Everest Medicines Purchases Canadian mRNA Vaccine Rights in $670 Million Deal

Chinese biopharmaceutical firm Everest Medicines has inked two definitive agreements to license an mRNA COVID-19 vaccine from Canada’s Providence Therapeutics Holdings, the two companies announced on Monday.

The move reflects the pharmaceutical firms’ aim to bring a very effective inoculation platform into China despite its evident resistance to coronavirus vaccines from western countries.

In a statement, Everest said that the deal will allow it to gain rights to Providence’s vaccine in Greater China and countries including Indonesia, Singapore, and Thailand.

Under the terms of the transaction agreements between the two companies, Everest will be paying US$100 million (S$134 million) cash upfront for access to the vaccines and mRNA technology, and up to US$100 million in profit-sharing.

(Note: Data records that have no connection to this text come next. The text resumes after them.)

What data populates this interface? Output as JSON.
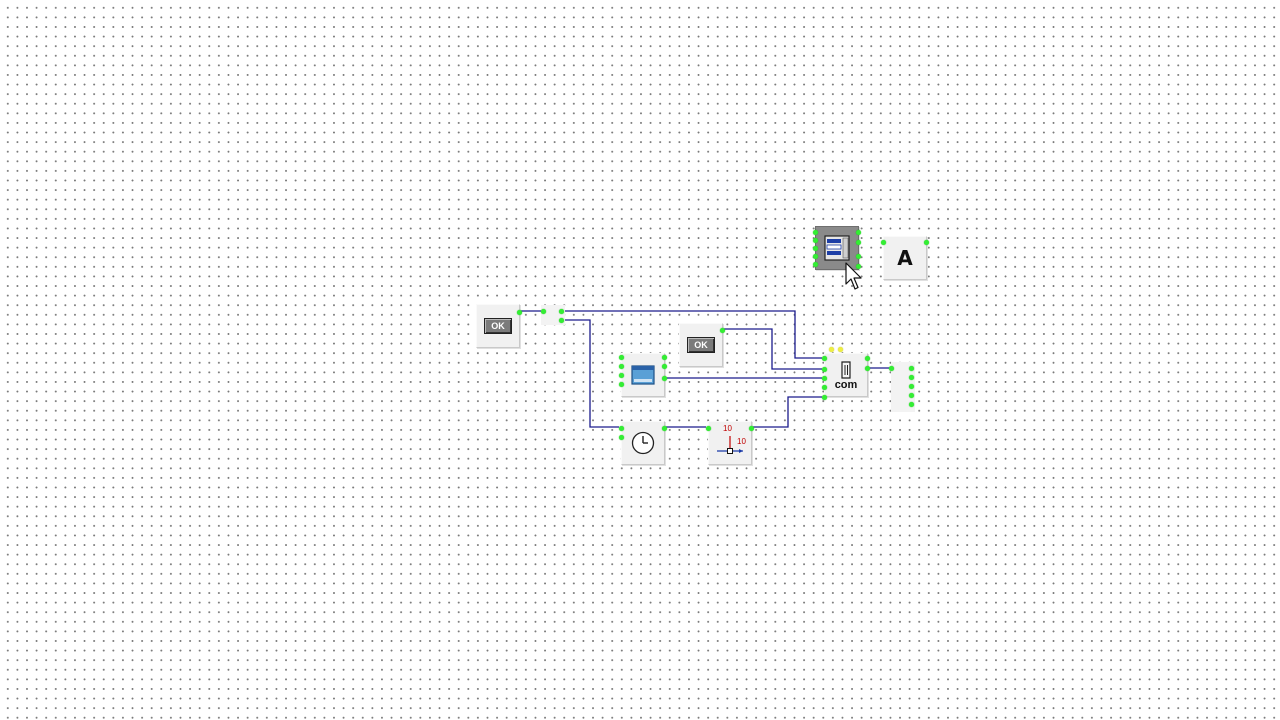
{
  "canvas": {
    "grid": "dotted"
  },
  "components": {
    "ok_button_1": {
      "label": "OK",
      "icon": "ok-button-icon"
    },
    "ok_button_2": {
      "label": "OK",
      "icon": "ok-button-icon"
    },
    "window_form": {
      "icon": "window-icon"
    },
    "timer": {
      "icon": "clock-icon"
    },
    "counter": {
      "icon": "axis-counter-icon",
      "num_top": "10",
      "num_right": "10"
    },
    "com_port": {
      "label": "com",
      "icon": "com-port-icon"
    },
    "list_box": {
      "icon": "listbox-icon",
      "selected": true
    },
    "text_label": {
      "label": "A",
      "icon": "text-label-icon"
    },
    "splitter_left": {
      "icon": "splitter-icon"
    },
    "splitter_right": {
      "icon": "splitter-icon"
    }
  },
  "colors": {
    "wire": "#1a1a8c",
    "pin": "#33ee33",
    "pin_alt": "#eeee44",
    "selected_bg": "#8a8a8a"
  },
  "cursor": {
    "icon": "mouse-pointer-icon"
  }
}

The agreement also indicates that Everest will pay up to US$300 million in stock if additional products are developed using Providence’s mRNA technology platform.

“I am excited to work with Providence and we share in their passion to make affordable, innovative, high-quality medicines available to patients in need. We believe that mRNA vaccines for COVID19 can provide another option in the armamentarium for fighting this pandemic. The platform will enhance our discovery efforts and will allow us to explore the promise of mRNA therapies for patients across a variety of key disease areas,” said Dr. Kerry Blanchard, CEO of Everest Medicines.

“We’re thrilled to enter into this agreement with Everest as we work together to bring PTX-COVID19-B, to people in need in Asia and help combat COVID-19,” Providence Therapeutics CEO Brad Sorenson said in a statement. “Unlike other mRNA vaccine developers, Providence is committed to enabling tech transfer in regional centers which in turn gives these local countries the capability to take greater control of planning for pandemic vaccine needs at affordable prices.” 

© Fourth Estate® — All Rights Reserved.
This material may not be published, broadcast, rewritten or redistributed.